• **Exercise aim**: For each line below that includes the word "Serving", make a copy.

Excerpts from an interface dataset:

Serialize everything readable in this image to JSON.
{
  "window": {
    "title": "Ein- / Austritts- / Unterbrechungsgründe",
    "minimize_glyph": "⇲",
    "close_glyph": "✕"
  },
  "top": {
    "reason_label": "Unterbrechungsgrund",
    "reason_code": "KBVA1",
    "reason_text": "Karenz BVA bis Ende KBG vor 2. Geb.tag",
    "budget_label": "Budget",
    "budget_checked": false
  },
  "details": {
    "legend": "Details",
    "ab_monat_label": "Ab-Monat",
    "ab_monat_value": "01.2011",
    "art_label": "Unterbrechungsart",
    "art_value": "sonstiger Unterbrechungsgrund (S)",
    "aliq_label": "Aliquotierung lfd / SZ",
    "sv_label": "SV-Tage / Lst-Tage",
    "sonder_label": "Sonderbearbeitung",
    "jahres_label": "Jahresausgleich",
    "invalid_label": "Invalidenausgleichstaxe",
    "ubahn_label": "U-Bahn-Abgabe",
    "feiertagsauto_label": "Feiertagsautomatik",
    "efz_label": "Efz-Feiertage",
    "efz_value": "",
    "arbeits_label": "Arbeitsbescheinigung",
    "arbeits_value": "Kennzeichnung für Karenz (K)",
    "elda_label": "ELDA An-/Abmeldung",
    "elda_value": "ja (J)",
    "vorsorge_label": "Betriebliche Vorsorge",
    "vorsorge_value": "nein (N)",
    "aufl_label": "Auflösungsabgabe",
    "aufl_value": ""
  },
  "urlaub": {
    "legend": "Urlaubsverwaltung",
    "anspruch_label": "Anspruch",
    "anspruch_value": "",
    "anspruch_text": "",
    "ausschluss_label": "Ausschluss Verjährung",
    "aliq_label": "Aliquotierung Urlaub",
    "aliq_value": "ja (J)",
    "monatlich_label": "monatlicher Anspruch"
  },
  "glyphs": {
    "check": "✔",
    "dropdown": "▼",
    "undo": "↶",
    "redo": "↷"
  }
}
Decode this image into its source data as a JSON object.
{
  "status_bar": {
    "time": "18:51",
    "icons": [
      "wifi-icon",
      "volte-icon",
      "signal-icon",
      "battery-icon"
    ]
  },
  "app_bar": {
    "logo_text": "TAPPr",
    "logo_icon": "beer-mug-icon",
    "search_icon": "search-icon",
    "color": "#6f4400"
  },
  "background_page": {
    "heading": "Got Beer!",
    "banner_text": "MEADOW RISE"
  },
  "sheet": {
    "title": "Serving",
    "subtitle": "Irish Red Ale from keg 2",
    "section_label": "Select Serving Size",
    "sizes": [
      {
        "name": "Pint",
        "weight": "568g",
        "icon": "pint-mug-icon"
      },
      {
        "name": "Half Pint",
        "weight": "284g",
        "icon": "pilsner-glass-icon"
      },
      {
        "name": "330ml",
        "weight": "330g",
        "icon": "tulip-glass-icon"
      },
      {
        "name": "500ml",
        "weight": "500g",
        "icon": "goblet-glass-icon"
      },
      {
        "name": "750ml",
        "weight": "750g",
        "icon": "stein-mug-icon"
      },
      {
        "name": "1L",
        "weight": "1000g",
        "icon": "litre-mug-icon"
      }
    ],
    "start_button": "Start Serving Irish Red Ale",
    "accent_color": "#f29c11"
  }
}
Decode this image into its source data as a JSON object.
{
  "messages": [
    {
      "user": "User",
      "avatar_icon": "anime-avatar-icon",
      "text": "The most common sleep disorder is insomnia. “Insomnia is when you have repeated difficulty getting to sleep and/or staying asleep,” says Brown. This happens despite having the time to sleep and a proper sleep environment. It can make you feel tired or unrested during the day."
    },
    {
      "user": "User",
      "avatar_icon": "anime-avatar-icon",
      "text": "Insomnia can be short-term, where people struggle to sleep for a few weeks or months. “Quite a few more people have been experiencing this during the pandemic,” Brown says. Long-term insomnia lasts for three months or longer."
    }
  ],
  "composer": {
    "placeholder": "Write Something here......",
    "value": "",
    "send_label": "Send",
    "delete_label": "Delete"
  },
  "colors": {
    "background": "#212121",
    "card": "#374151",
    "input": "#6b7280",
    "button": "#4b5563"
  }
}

• **Solution to this problem**:
    "title": "Serving",
    "section_label": "Select Serving Size",
    "start_button": "Start Serving Irish Red Ale",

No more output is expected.